Tomonari MINEZAKI (Mitsui Oil Exploration Co., Ltd)
25 October 2016 | 1pm – 2 pm | Room 333 Geology Building
Abstract: This presentaion discusses the distribution of anomalously high carbon dioxide (CO2) in gas reservoirs of the Platong gas field in the Pattani Trough. Stable carbon isotopic data and a structural model are presented to discuss the origin of the CO2-rich gases. The Pattani Trough is an elongated N-S trending Cenozoic rift basin with high heat flows, located in the Gulf of Thailand. Hydrocarbons (gas, condensate and to a lesser degree oil) are trapped in Miocene fluvial sandstones within highly faulted graben systems.
The CO2 contents of most gases in the Pattani Basin show an overall increase with depth from a few percent to near 25%. These gases largely originated from the thermal decomposition of land-plant organic matter during maturation. Some wells in the Platong and Erawan fields however encountered gas reservoirs containing CO2 above 60% and as high as over 90%. At the Platong “G” Platform, the vertical and lateral distribution of high CO2 forms a large plume, related with a structural nose above a local high of basement rocks. Carbon isotopic analyses suggest that these anomalously high CO2 occurrences are of inorganic origin. Geological and geophysical data suggest that these gases were generated by the thermal decomposition and/or dissolution of the Paleozoic basement carbonates; they migrated upward through deep-seated bounding faults which provided the fluid conduits. The structural complexity at the Platong “G” nose facilitated fluid migrations vertically and laterally, resulting in the mixture of normal (5-25%) and anomalously high (60 to over 90%) CO2 gases.

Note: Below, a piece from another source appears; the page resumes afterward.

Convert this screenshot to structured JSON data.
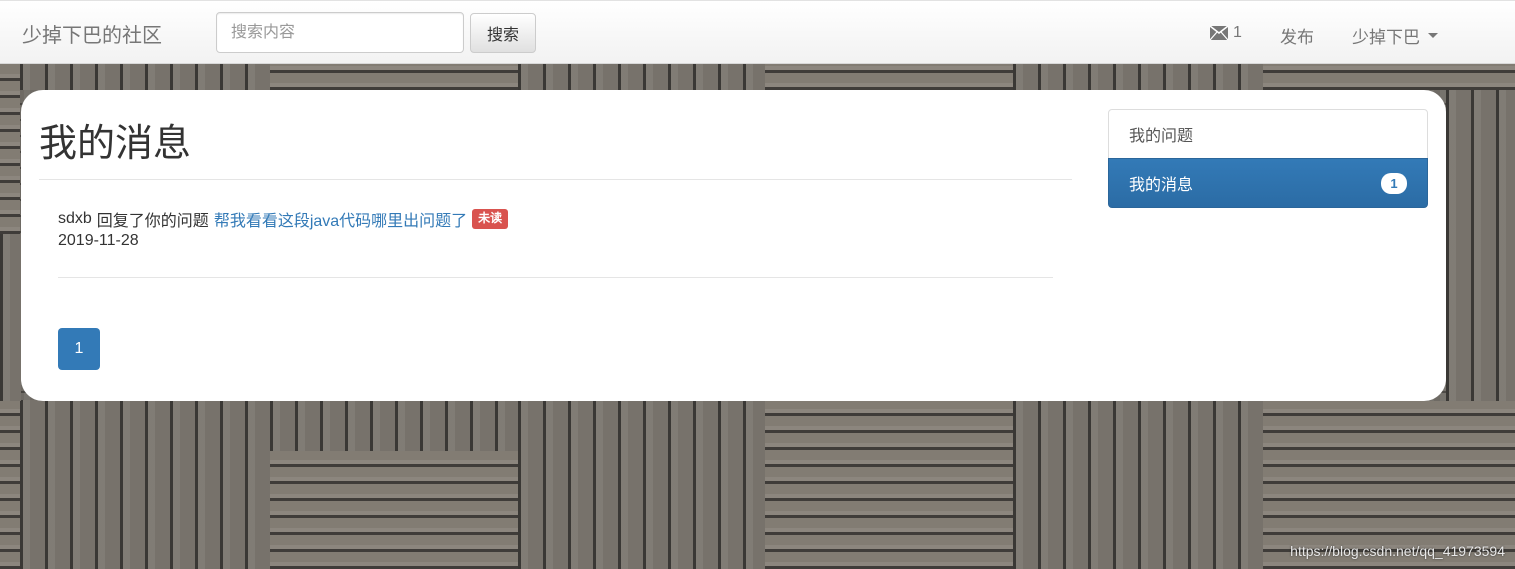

Tomonari Minezaki has over 30 years of worldwide exploration and development experience in oil industry. He graduated from Niigata University, Japan with a bachelor’s degree in geology, and joined Japan China Oil Development Corp. (JCODC) in 1984. During JCODC, he has worked as a project geologist for three oil fields in Bohai Bay, and also studied deltaic and turbidite sandstone reservoirs for three years at JNOC Technology Reserach Center. He joined Mitsui Oil Exploration Co., Ltd. (MOECO) in 1994, and worked many worldwide projects particulary Southeast Asia and Latin America. During MOECO from 1998 to 2000, he has seconded at Unocal Thailand in Bangkok as a project geologist. He is currently assigned as Chief Geologist of MOECO Tokyo headquater, and is also a senior graduate student at Tsukuba University. You may contact Tomonari Minezaki by e-mail at firstname.lastname@example.org .